“She bent her chin to her chest. She mumbled something I did not catch. It sounded like, ‘Shame on us all for not having stopped it.'”
“Sorry for not knowing. Sorry for being forty-five years old and not knowing.”
Oh, this book is so sad. So, so good but so, so sad. I read it in about twenty four hours, then immediately gave my copy to a friend. I will never be able to bring myself to reread it, but I know it will stick with me.
Julia Jarmond is an American journalist who has been living in France for half her life. She’s married to an asshole named Bertrand, and has an unhappy marriage, but who cares because the real story is Sarah. Sarah was ten years old in 1942, and her family was part of the Vel’ d’Hiv’ Roundup, in which 13,000 Jews were arrested by the French police (under Nazi orders), forced into a stadium for weeks, then separated and sent to camps to be killed. The raid collected mostly women and children. The really horrible part (as if this isn’t horrible enough), is that Sarah, thinking her family would be right back home, locks her four year old brother into a cabinet at home in order to protect him.
In 2002, for the sixtieth anniversary of the event, Julia begins researching the Vel’ d’Hiv’ Roundup. She discovers Sarah’s story, and her own family’s connection to it. She pisses a lot of people off in the meantime, because who really wants to be reminded of such a thing? But she becomes determined to follow it through to the end.
Like I said, it’s sad. But it’s a good story. Like Julia in the book, and most people, I would suspect, I’d never heard of the Vel’ d’Hiv’ Roundup. And I was a history major who took an entire class devoted to the Holocaust. But like Julia, I think it’s important that we learn all we can about what happened, rather than sweep it under the rug.
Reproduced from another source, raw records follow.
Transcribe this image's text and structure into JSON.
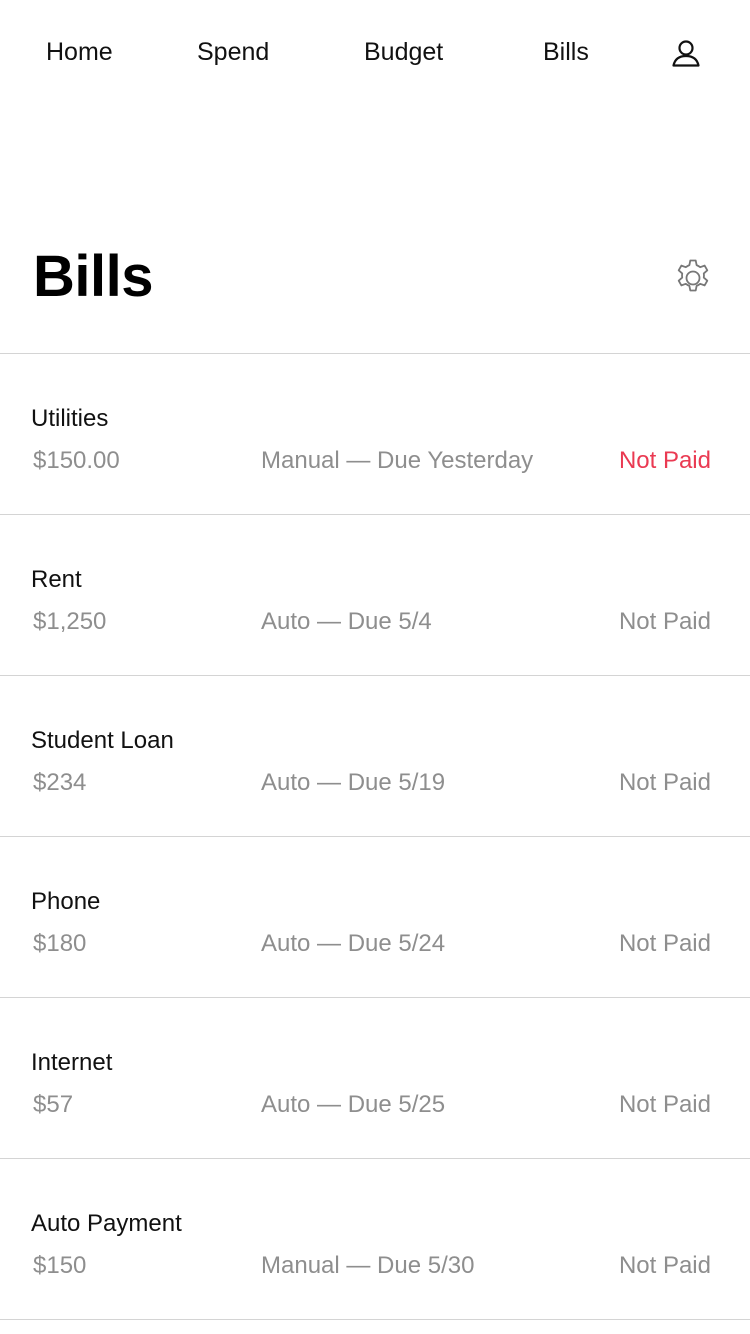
{
  "nav": {
    "items": [
      {
        "label": "Home"
      },
      {
        "label": "Spend"
      },
      {
        "label": "Budget"
      },
      {
        "label": "Bills"
      }
    ],
    "profile_icon": "user-icon"
  },
  "page": {
    "title": "Bills",
    "settings_icon": "gear-icon"
  },
  "colors": {
    "overdue_status": "#ea3a52",
    "secondary_text": "#8e8e8e",
    "divider": "#d4d4d4"
  },
  "bills": [
    {
      "name": "Utilities",
      "amount": "$150.00",
      "schedule": "Manual — Due Yesterday",
      "status": "Not Paid",
      "overdue": true
    },
    {
      "name": "Rent",
      "amount": "$1,250",
      "schedule": "Auto — Due 5/4",
      "status": "Not Paid",
      "overdue": false
    },
    {
      "name": "Student Loan",
      "amount": "$234",
      "schedule": "Auto — Due 5/19",
      "status": "Not Paid",
      "overdue": false
    },
    {
      "name": "Phone",
      "amount": "$180",
      "schedule": "Auto — Due 5/24",
      "status": "Not Paid",
      "overdue": false
    },
    {
      "name": "Internet",
      "amount": "$57",
      "schedule": "Auto — Due 5/25",
      "status": "Not Paid",
      "overdue": false
    },
    {
      "name": "Auto Payment",
      "amount": "$150",
      "schedule": "Manual — Due 5/30",
      "status": "Not Paid",
      "overdue": false
    }
  ]
}
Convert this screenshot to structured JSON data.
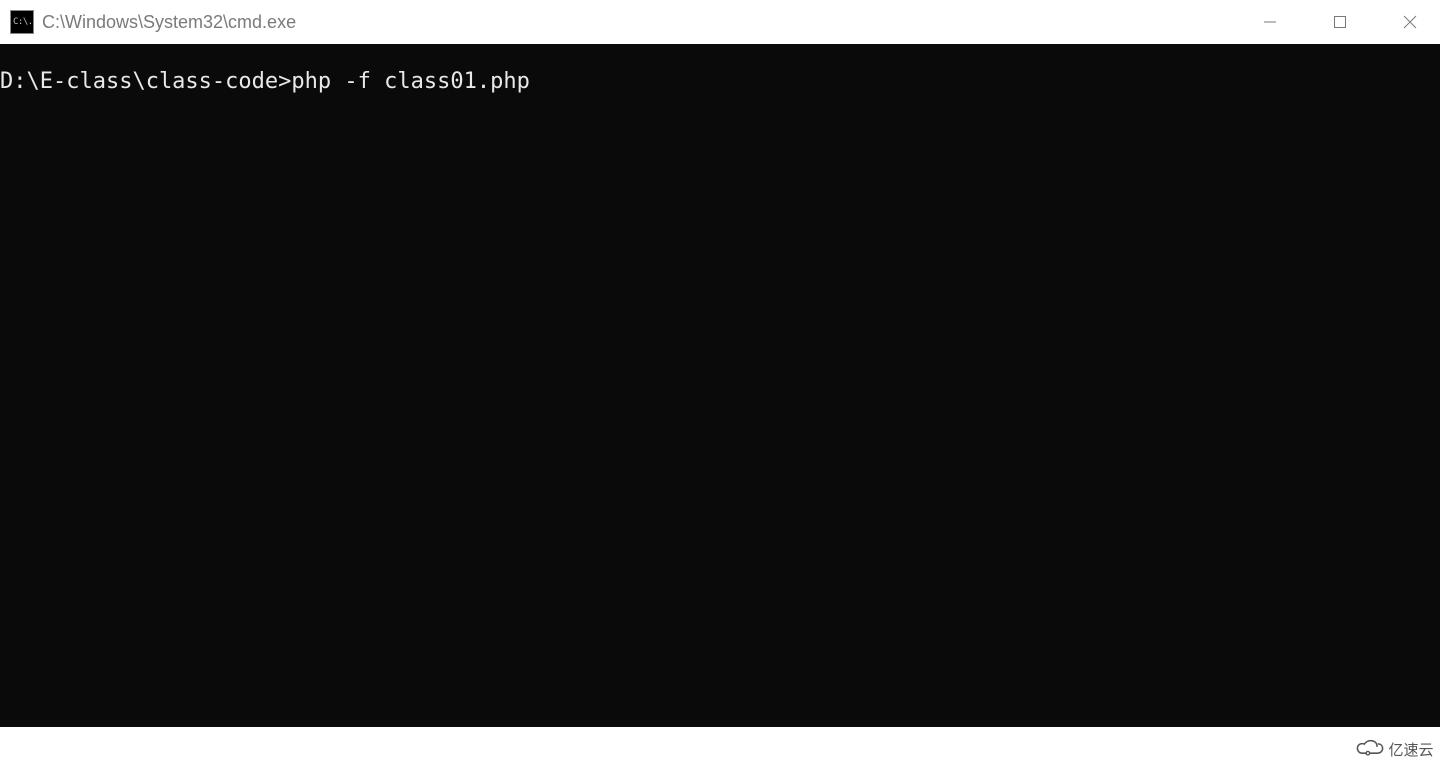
{
  "window": {
    "icon_label": "C:\\.",
    "title": "C:\\Windows\\System32\\cmd.exe"
  },
  "terminal": {
    "prompt": "D:\\E-class\\class-code>",
    "command": "php -f class01.php"
  },
  "watermark": {
    "text": "亿速云"
  }
}
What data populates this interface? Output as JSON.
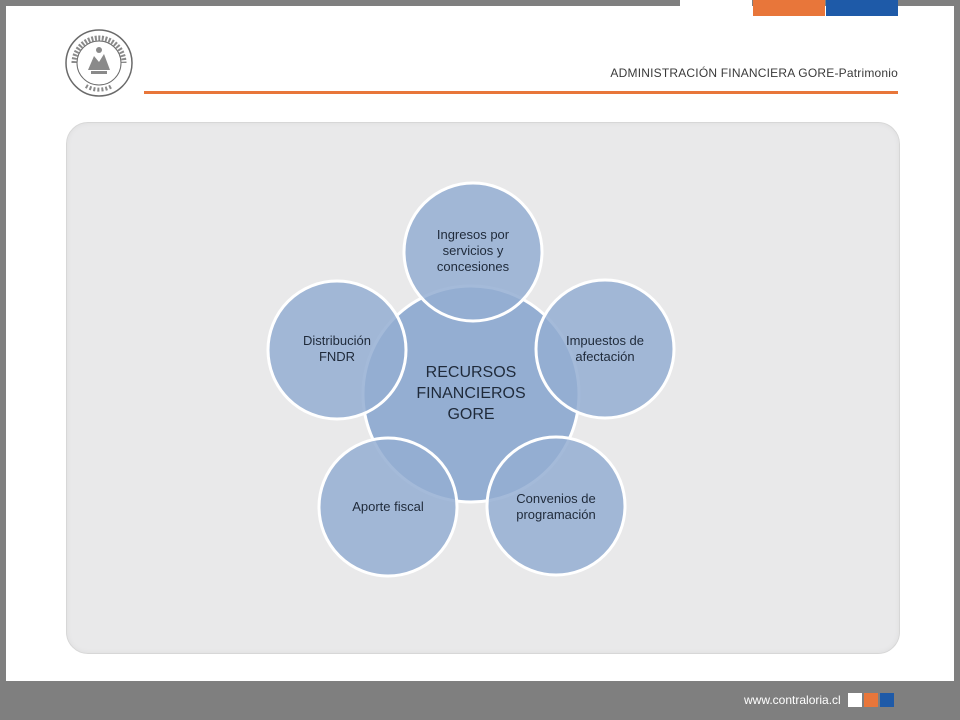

It wasn’t until 1995 that a French president even acknowledged the French government’s role in Vel’ d’Hiv’. Sarah’s Key does an excellent job of educating the reader about the event, and personalizing it through Sarah’s particular story.